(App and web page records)
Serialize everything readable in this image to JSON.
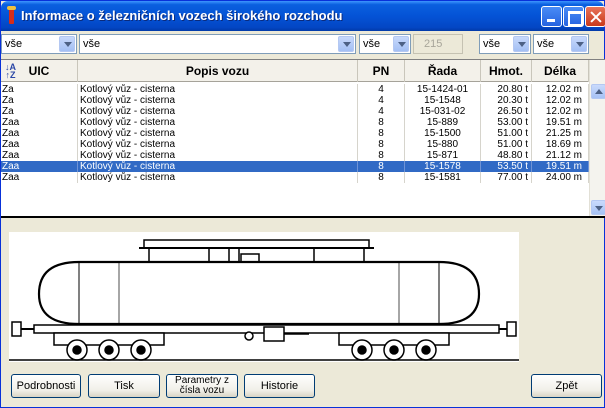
{
  "window": {
    "title": "Informace o železničních vozech širokého rozchodu"
  },
  "filters": {
    "uic": "vše",
    "popis": "vše",
    "pn": "vše",
    "pn_number": "215",
    "hmot": "vše",
    "delka": "vše"
  },
  "grid": {
    "headers": {
      "sort": "↓A\n↑Z",
      "uic": "UIC",
      "popis": "Popis vozu",
      "pn": "PN",
      "rada": "Řada",
      "hmot": "Hmot.",
      "delka": "Délka"
    },
    "rows": [
      {
        "uic": "Za",
        "popis": "Kotlový vůz - cisterna",
        "pn": "4",
        "rada": "15-1424-01",
        "hmot": "20.80 t",
        "delka": "12.02 m"
      },
      {
        "uic": "Za",
        "popis": "Kotlový vůz - cisterna",
        "pn": "4",
        "rada": "15-1548",
        "hmot": "20.30 t",
        "delka": "12.02 m"
      },
      {
        "uic": "Za",
        "popis": "Kotlový vůz - cisterna",
        "pn": "4",
        "rada": "15-031-02",
        "hmot": "26.50 t",
        "delka": "12.02 m"
      },
      {
        "uic": "Zaa",
        "popis": "Kotlový vůz - cisterna",
        "pn": "8",
        "rada": "15-889",
        "hmot": "53.00 t",
        "delka": "19.51 m"
      },
      {
        "uic": "Zaa",
        "popis": "Kotlový vůz - cisterna",
        "pn": "8",
        "rada": "15-1500",
        "hmot": "51.00 t",
        "delka": "21.25 m"
      },
      {
        "uic": "Zaa",
        "popis": "Kotlový vůz - cisterna",
        "pn": "8",
        "rada": "15-880",
        "hmot": "51.00 t",
        "delka": "18.69 m"
      },
      {
        "uic": "Zaa",
        "popis": "Kotlový vůz - cisterna",
        "pn": "8",
        "rada": "15-871",
        "hmot": "48.80 t",
        "delka": "21.12 m"
      },
      {
        "uic": "Zaa",
        "popis": "Kotlový vůz - cisterna",
        "pn": "8",
        "rada": "15-1578",
        "hmot": "53.50 t",
        "delka": "19.51 m"
      },
      {
        "uic": "Zaa",
        "popis": "Kotlový vůz - cisterna",
        "pn": "8",
        "rada": "15-1581",
        "hmot": "77.00 t",
        "delka": "24.00 m"
      }
    ],
    "selected_index": 7
  },
  "buttons": {
    "podrobnosti": "Podrobnosti",
    "tisk": "Tisk",
    "parametry_line1": "Parametry z",
    "parametry_line2": "čísla vozu",
    "historie": "Historie",
    "zpet": "Zpět"
  },
  "colors": {
    "selection": "#316ac5",
    "titlebar": "#0453d6"
  }
}
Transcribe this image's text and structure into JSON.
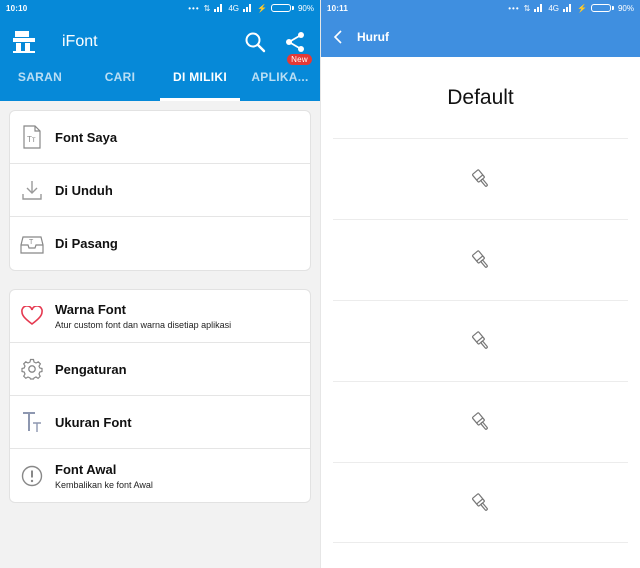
{
  "left": {
    "status": {
      "time": "10:10",
      "network": "4G",
      "battery": "90%",
      "battery_level": 0.9,
      "battery_color": "#58d453"
    },
    "app": {
      "title": "iFont",
      "color": "#0689d8"
    },
    "tabs": [
      {
        "label": "SARAN"
      },
      {
        "label": "CARI"
      },
      {
        "label": "DI MILIKI",
        "active": true
      },
      {
        "label": "APLIKA...",
        "badge": "New"
      }
    ],
    "group1": [
      {
        "label": "Font Saya",
        "icon": "font-file-icon"
      },
      {
        "label": "Di Unduh",
        "icon": "download-icon"
      },
      {
        "label": "Di Pasang",
        "icon": "install-tray-icon"
      }
    ],
    "group2": [
      {
        "label": "Warna Font",
        "sub": "Atur custom font dan warna disetiap aplikasi",
        "icon": "heart-icon"
      },
      {
        "label": "Pengaturan",
        "icon": "gear-icon"
      },
      {
        "label": "Ukuran Font",
        "icon": "text-size-icon"
      },
      {
        "label": "Font Awal",
        "sub": "Kembalikan ke font Awal",
        "icon": "alert-icon"
      }
    ]
  },
  "right": {
    "status": {
      "time": "10:11",
      "network": "4G",
      "battery": "90%",
      "battery_level": 0.9
    },
    "header": {
      "title": "Huruf",
      "color": "#3f8fe0"
    },
    "default_label": "Default",
    "font_items": [
      {
        "icon": "brush-icon"
      },
      {
        "icon": "brush-icon"
      },
      {
        "icon": "brush-icon"
      },
      {
        "icon": "brush-icon"
      },
      {
        "icon": "brush-icon"
      }
    ]
  }
}
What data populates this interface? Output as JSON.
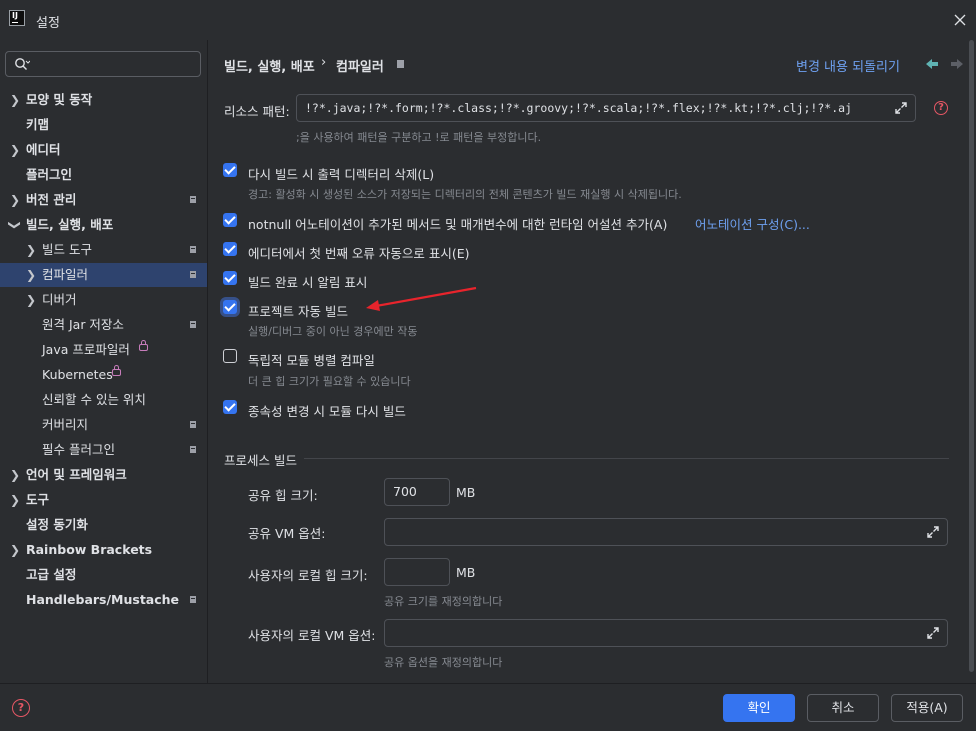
{
  "window": {
    "title": "설정"
  },
  "sidebar": {
    "search_placeholder": "",
    "items": [
      {
        "label": "모양 및 동작"
      },
      {
        "label": "키맵"
      },
      {
        "label": "에디터"
      },
      {
        "label": "플러그인"
      },
      {
        "label": "버전 관리"
      },
      {
        "label": "빌드, 실행, 배포"
      },
      {
        "label": "빌드 도구"
      },
      {
        "label": "컴파일러"
      },
      {
        "label": "디버거"
      },
      {
        "label": "원격 Jar 저장소"
      },
      {
        "label": "Java 프로파일러"
      },
      {
        "label": "Kubernetes"
      },
      {
        "label": "신뢰할 수 있는 위치"
      },
      {
        "label": "커버리지"
      },
      {
        "label": "필수 플러그인"
      },
      {
        "label": "언어 및 프레임워크"
      },
      {
        "label": "도구"
      },
      {
        "label": "설정 동기화"
      },
      {
        "label": "Rainbow Brackets"
      },
      {
        "label": "고급 설정"
      },
      {
        "label": "Handlebars/Mustache"
      }
    ]
  },
  "header": {
    "breadcrumb_parent": "빌드, 실행, 배포",
    "breadcrumb_current": "컴파일러",
    "revert_link": "변경 내용 되돌리기"
  },
  "resource_patterns": {
    "label": "리소스 패턴:",
    "value": "!?*.java;!?*.form;!?*.class;!?*.groovy;!?*.scala;!?*.flex;!?*.kt;!?*.clj;!?*.aj",
    "hint": ";을 사용하여 패턴을 구분하고 !로 패턴을 부정합니다."
  },
  "options": {
    "clear_output": {
      "label": "다시 빌드 시 출력 디렉터리 삭제(L)",
      "hint": "경고: 활성화 시 생성된 소스가 저장되는 디렉터리의 전체 콘텐츠가 빌드 재실행 시 삭제됩니다.",
      "checked": true
    },
    "notnull": {
      "label": "notnull 어노테이션이 추가된 메서드 및 매개변수에 대한 런타임 어설션 추가(A)",
      "link": "어노테이션 구성(C)...",
      "checked": true
    },
    "first_error": {
      "label": "에디터에서 첫 번째 오류 자동으로 표시(E)",
      "checked": true
    },
    "notify": {
      "label": "빌드 완료 시 알림 표시",
      "checked": true
    },
    "auto_build": {
      "label": "프로젝트 자동 빌드",
      "hint": "실행/디버그 중이 아닌 경우에만 작동",
      "checked": true
    },
    "parallel": {
      "label": "독립적 모듈 병렬 컴파일",
      "hint": "더 큰 힙 크기가 필요할 수 있습니다",
      "checked": false
    },
    "rebuild_deps": {
      "label": "종속성 변경 시 모듈 다시 빌드",
      "checked": true
    }
  },
  "build_process": {
    "section_title": "프로세스 빌드",
    "shared_heap_label": "공유 힙 크기:",
    "shared_heap_value": "700",
    "shared_heap_unit": "MB",
    "shared_vm_label": "공유 VM 옵션:",
    "shared_vm_value": "",
    "user_heap_label": "사용자의 로컬 힙 크기:",
    "user_heap_value": "",
    "user_heap_unit": "MB",
    "user_heap_hint": "공유 크기를 재정의합니다",
    "user_vm_label": "사용자의 로컬 VM 옵션:",
    "user_vm_value": "",
    "user_vm_hint": "공유 옵션을 재정의합니다"
  },
  "footer": {
    "ok": "확인",
    "cancel": "취소",
    "apply": "적용(A)"
  },
  "colors": {
    "accent": "#3574f0",
    "link": "#6ea0f0",
    "annotation_arrow": "#e8242c"
  }
}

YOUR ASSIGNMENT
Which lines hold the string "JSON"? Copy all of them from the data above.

TASK RESPONSE
Serialize everything readable in this image to JSON.
Transcribe this image's text and structure into JSON.
What data populates this interface? Output as JSON.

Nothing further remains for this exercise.